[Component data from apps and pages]

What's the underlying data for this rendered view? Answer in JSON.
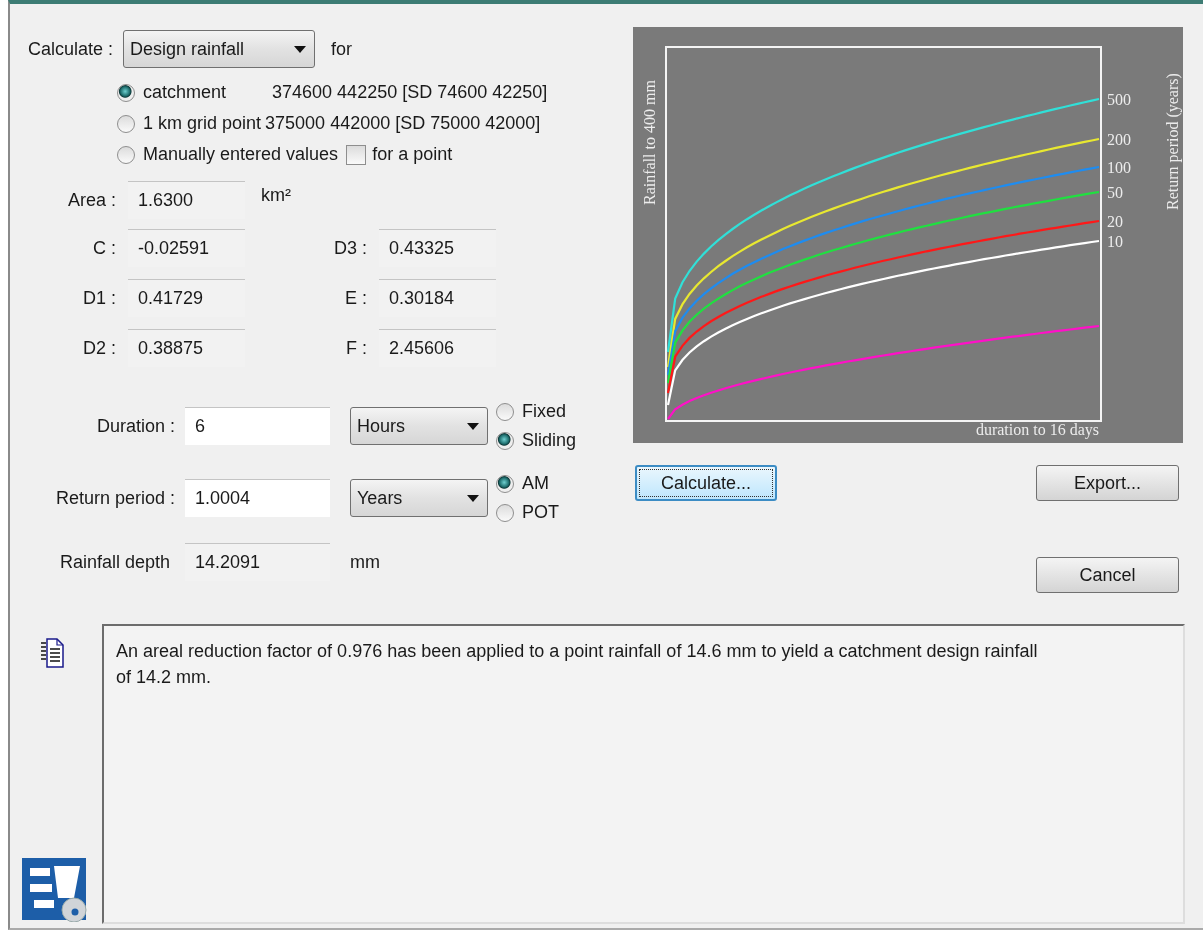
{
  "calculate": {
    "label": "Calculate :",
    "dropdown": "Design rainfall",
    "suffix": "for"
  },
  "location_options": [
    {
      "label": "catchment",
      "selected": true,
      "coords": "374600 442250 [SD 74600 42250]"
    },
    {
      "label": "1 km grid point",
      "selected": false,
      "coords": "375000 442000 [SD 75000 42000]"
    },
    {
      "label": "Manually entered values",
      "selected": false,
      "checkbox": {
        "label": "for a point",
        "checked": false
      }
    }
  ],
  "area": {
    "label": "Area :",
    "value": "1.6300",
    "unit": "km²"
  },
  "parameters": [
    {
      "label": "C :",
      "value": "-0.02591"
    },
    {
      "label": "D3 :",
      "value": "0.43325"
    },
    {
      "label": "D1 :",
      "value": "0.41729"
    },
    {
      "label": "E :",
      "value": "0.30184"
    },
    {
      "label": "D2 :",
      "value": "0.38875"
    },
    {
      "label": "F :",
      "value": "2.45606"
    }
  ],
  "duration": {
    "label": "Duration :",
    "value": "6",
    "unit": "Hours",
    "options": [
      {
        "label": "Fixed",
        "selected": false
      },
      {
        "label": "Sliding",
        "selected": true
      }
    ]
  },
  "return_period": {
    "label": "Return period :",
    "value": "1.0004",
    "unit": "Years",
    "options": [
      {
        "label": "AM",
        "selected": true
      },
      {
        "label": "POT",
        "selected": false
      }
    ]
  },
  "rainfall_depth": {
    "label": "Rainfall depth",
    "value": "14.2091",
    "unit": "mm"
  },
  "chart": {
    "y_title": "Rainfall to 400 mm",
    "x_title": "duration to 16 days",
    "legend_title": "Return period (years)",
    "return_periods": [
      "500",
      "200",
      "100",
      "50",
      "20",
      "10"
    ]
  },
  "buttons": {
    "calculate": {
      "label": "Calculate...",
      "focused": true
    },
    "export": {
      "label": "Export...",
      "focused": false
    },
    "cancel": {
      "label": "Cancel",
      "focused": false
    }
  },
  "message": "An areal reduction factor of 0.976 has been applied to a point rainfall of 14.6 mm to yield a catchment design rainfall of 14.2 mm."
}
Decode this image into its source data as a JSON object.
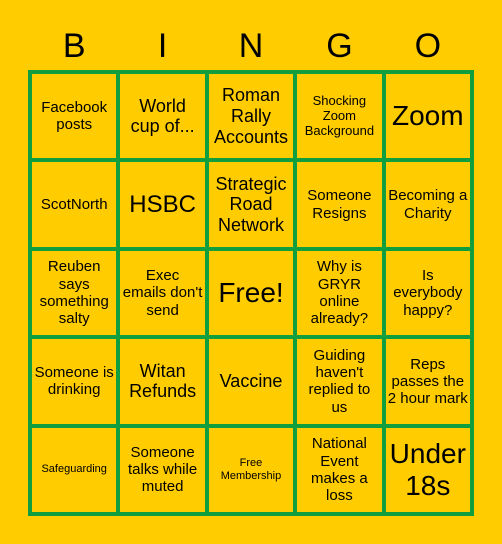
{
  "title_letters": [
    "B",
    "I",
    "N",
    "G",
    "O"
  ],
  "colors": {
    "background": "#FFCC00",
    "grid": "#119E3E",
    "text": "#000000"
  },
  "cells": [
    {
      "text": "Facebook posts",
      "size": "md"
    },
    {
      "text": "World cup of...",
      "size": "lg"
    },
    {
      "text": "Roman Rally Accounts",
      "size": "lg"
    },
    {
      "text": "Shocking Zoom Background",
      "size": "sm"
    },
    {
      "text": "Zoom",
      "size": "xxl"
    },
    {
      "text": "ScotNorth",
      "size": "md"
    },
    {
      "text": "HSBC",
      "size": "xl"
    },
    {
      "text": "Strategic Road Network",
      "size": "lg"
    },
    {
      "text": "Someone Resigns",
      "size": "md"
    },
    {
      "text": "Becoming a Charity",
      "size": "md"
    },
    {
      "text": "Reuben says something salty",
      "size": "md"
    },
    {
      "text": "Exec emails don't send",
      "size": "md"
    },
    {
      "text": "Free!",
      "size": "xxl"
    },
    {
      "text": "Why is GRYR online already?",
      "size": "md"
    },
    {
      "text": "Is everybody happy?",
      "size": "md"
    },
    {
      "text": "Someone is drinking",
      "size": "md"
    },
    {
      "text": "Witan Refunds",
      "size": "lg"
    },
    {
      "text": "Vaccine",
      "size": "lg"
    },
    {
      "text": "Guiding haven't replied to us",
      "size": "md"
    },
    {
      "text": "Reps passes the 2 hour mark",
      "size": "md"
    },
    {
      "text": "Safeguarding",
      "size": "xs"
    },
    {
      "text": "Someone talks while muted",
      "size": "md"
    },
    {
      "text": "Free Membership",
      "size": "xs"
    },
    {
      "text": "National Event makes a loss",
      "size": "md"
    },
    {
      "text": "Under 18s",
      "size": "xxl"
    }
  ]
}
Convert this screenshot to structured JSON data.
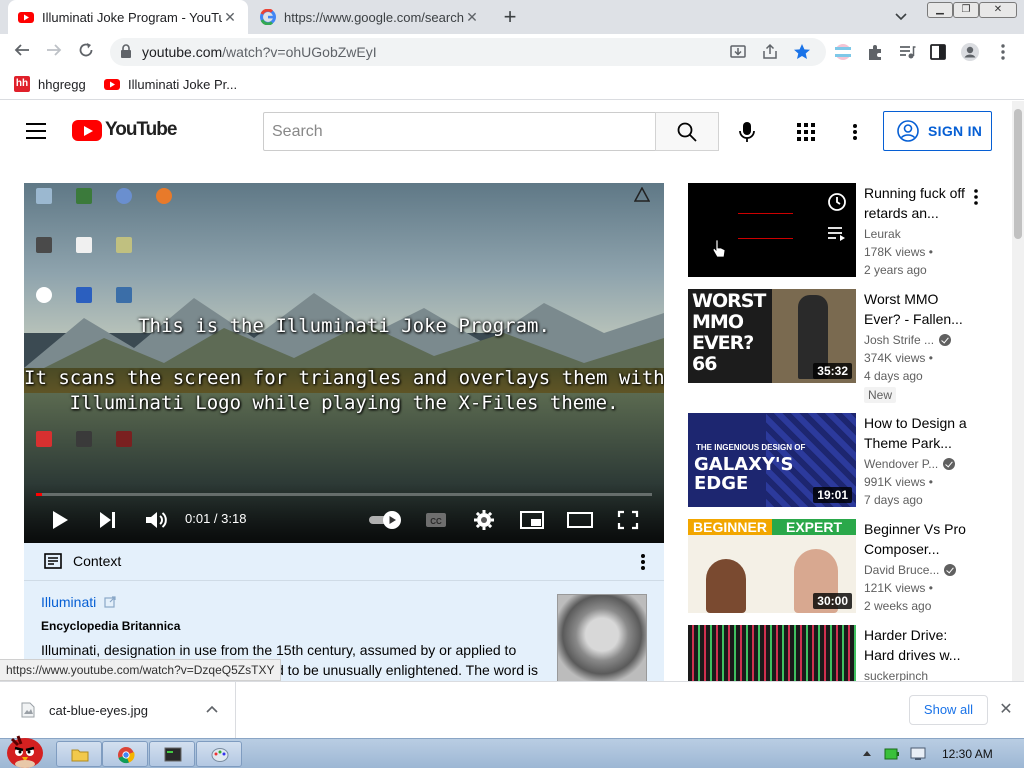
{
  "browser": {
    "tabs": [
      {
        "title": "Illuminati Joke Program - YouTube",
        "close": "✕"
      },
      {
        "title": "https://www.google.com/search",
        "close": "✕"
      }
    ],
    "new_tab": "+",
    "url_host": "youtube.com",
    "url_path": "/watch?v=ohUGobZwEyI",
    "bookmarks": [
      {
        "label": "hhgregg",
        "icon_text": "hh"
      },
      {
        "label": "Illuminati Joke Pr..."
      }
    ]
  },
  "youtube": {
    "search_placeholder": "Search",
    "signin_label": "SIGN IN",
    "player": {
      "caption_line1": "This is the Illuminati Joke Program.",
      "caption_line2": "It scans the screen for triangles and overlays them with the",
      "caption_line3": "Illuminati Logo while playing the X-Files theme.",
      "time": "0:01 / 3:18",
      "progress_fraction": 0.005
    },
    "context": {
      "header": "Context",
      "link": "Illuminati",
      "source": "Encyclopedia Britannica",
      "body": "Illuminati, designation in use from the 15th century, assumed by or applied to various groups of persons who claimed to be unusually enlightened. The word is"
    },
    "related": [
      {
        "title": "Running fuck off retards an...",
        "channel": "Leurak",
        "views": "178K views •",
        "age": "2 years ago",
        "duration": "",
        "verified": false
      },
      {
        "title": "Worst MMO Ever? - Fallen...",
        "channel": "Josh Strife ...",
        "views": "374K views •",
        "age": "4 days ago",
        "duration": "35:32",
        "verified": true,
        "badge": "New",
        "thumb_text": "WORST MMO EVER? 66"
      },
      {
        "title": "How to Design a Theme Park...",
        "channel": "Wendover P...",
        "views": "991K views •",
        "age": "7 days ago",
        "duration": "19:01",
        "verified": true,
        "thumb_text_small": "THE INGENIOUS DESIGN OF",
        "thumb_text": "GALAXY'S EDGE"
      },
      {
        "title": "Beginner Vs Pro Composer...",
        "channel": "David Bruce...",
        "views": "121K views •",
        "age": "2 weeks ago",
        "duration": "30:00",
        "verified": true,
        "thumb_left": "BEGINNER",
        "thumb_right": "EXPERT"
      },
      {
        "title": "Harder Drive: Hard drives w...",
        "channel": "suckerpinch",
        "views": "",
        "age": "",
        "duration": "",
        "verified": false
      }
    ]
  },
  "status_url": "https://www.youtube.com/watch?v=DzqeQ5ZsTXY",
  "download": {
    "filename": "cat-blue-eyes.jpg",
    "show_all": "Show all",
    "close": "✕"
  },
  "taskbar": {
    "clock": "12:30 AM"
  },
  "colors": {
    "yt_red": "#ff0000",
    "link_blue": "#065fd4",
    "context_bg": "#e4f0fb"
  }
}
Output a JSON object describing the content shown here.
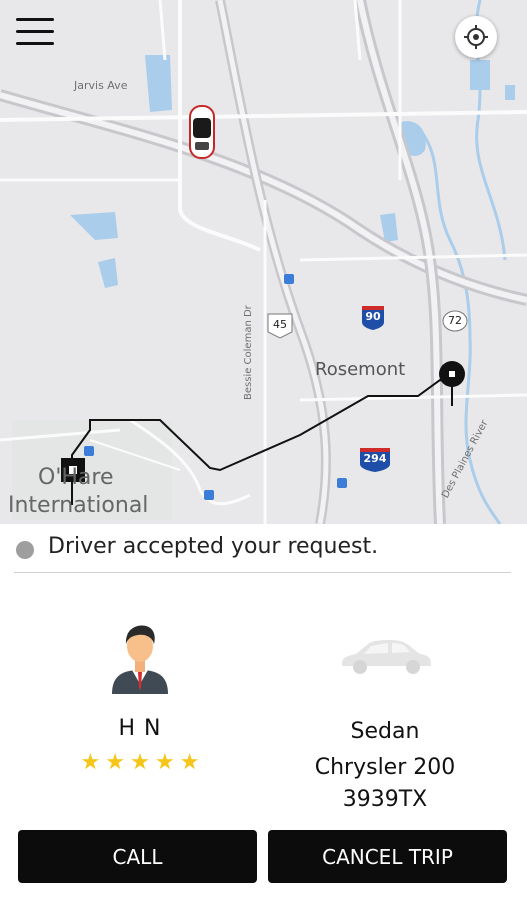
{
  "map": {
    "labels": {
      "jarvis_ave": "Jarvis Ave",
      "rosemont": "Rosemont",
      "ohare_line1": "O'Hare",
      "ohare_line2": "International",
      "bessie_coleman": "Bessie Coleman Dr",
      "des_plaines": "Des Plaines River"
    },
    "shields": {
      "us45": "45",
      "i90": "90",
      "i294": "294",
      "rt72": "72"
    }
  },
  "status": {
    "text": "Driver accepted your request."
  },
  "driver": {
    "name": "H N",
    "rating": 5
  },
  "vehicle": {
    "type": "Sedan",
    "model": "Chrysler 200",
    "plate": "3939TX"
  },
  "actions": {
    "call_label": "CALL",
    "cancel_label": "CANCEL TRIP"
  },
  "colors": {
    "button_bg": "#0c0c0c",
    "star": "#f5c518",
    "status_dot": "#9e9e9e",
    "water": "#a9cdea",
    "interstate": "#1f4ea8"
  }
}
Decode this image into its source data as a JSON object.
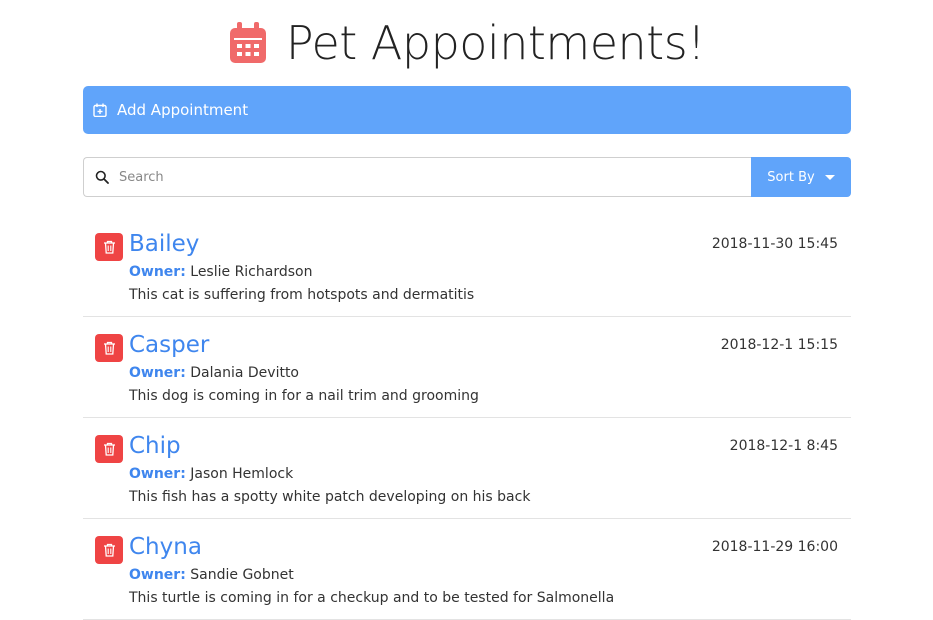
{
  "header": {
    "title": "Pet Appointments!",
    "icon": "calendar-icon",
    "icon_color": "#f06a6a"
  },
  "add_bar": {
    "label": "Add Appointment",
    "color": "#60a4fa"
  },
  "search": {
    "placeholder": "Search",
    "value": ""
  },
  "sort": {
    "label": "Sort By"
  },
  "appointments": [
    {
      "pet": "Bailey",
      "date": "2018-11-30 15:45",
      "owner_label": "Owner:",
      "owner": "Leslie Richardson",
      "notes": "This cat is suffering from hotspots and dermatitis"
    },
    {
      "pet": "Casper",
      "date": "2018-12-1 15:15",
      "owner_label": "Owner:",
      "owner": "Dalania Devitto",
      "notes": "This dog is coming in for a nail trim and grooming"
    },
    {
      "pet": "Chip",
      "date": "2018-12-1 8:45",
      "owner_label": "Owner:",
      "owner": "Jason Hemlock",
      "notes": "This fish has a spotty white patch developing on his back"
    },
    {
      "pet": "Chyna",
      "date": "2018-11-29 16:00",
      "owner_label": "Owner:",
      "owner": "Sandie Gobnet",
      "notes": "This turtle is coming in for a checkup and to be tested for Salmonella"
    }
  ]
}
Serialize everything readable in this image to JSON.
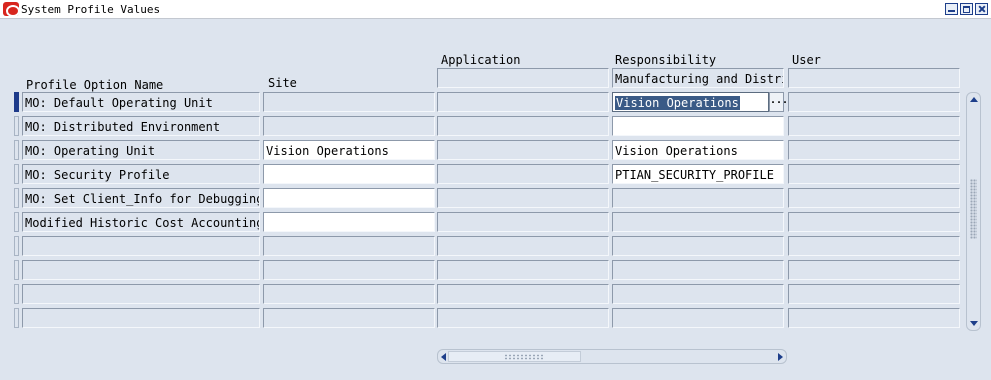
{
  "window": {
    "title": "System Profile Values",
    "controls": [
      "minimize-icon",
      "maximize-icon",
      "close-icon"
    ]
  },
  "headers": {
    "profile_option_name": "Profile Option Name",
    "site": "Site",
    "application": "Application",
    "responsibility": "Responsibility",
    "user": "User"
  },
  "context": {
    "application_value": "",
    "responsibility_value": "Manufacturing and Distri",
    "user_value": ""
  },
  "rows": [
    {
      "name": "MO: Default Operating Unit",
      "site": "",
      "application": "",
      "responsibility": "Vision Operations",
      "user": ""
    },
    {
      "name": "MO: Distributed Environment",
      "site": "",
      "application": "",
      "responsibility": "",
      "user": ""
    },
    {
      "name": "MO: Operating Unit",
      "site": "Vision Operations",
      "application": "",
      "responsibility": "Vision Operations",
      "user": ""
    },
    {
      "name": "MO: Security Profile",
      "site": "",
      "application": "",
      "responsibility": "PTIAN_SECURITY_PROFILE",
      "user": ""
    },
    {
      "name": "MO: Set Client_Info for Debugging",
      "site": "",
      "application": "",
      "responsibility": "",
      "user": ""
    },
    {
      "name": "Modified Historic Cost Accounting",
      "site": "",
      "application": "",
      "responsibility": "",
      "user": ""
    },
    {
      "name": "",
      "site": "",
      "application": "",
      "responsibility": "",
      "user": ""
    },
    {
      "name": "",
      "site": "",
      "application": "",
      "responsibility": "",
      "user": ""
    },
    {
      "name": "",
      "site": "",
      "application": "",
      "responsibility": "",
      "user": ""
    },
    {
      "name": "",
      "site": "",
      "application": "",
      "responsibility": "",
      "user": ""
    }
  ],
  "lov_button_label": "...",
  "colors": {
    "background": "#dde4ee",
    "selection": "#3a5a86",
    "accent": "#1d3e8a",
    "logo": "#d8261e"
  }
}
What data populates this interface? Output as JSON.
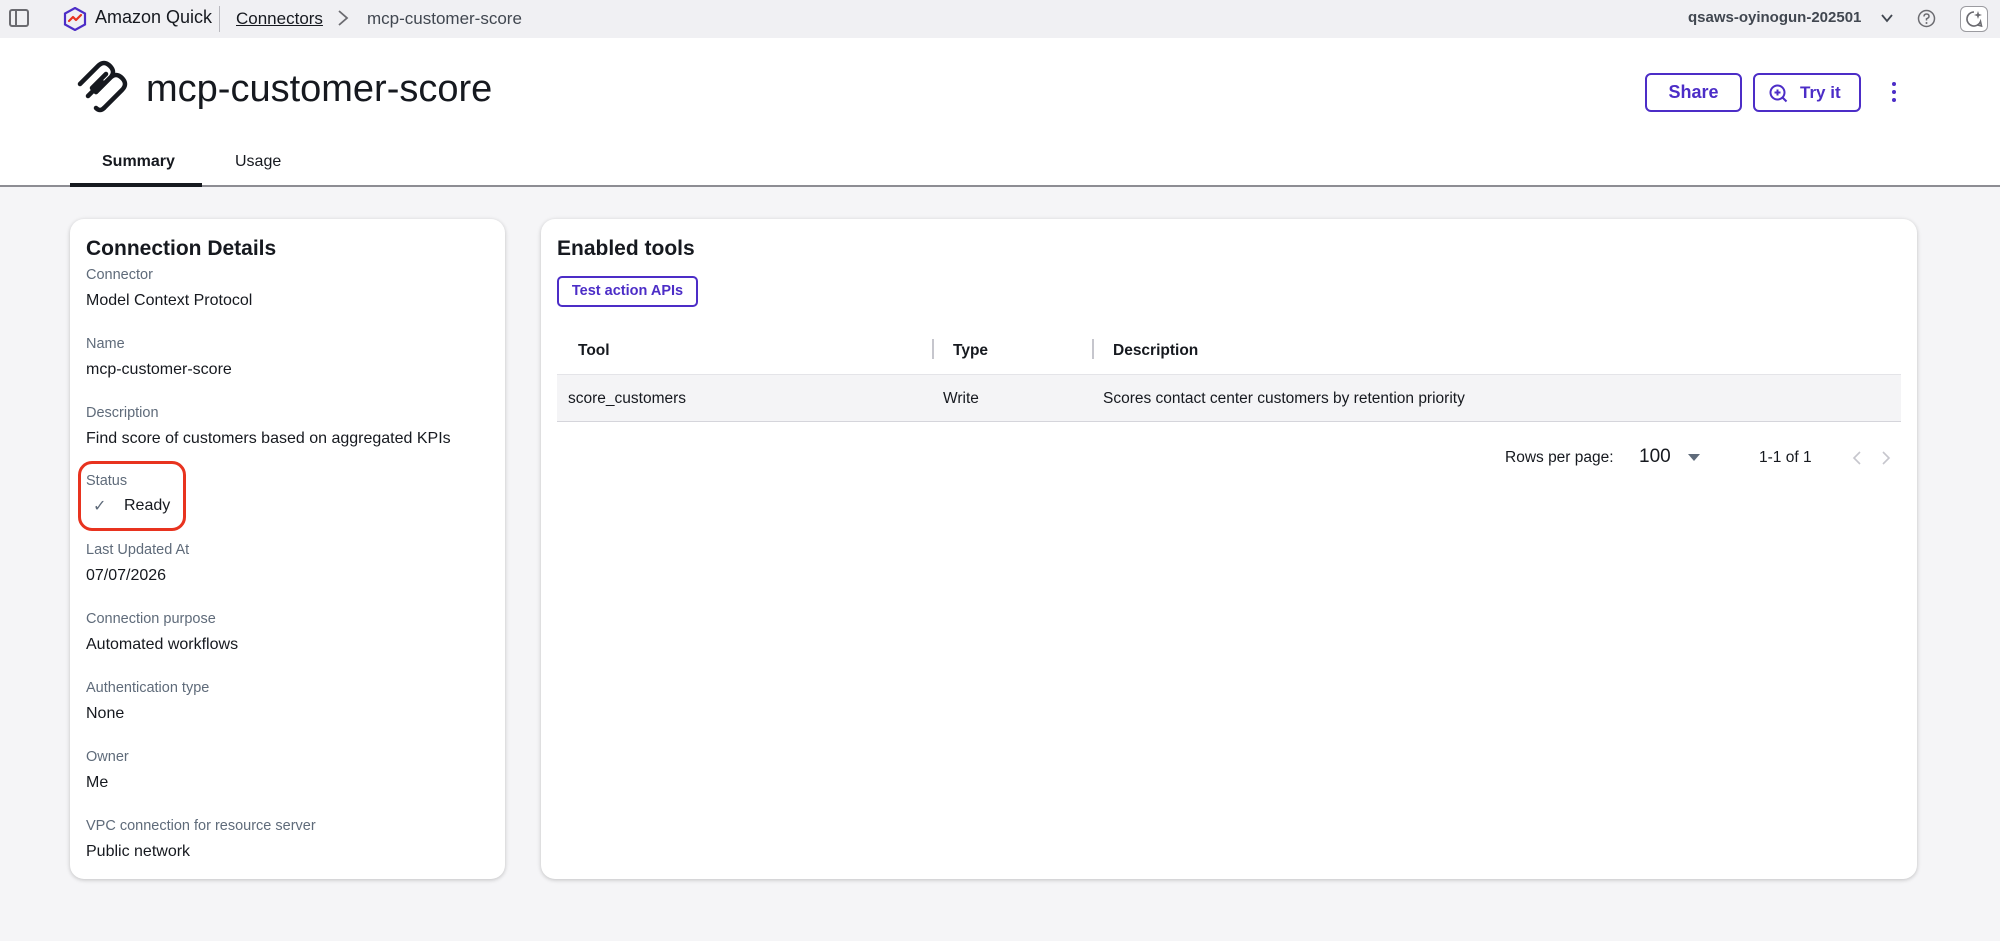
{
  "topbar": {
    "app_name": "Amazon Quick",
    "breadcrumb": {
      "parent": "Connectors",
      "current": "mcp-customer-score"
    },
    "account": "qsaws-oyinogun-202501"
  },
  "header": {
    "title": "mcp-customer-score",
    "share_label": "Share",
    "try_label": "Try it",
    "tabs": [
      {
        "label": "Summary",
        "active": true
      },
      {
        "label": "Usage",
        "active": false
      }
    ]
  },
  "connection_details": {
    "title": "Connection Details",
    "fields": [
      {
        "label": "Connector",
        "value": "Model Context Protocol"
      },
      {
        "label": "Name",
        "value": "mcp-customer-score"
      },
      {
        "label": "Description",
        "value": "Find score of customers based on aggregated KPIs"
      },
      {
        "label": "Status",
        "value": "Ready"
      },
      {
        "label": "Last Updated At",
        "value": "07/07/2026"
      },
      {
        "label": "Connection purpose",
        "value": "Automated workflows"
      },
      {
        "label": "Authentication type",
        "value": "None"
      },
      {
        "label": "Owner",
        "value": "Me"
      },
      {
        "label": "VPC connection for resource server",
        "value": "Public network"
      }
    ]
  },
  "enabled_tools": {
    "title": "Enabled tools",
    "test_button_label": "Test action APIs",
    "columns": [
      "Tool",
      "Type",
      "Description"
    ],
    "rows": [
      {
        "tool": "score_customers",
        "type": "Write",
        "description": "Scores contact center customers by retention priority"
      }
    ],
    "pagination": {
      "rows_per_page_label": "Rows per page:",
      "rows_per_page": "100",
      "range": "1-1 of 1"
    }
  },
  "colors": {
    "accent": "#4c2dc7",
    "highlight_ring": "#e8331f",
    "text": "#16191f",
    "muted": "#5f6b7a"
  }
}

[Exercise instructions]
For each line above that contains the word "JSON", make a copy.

[Answer for this exercise]
What's the underlying data for this rendered view? Answer in JSON.
Decode this image into its source data as a JSON object.
Convert this screenshot to structured JSON data.
Output a JSON object describing the content shown here.
Decode this image into its source data as a JSON object.
Serialize everything readable in this image to JSON.
What data populates this interface? Output as JSON.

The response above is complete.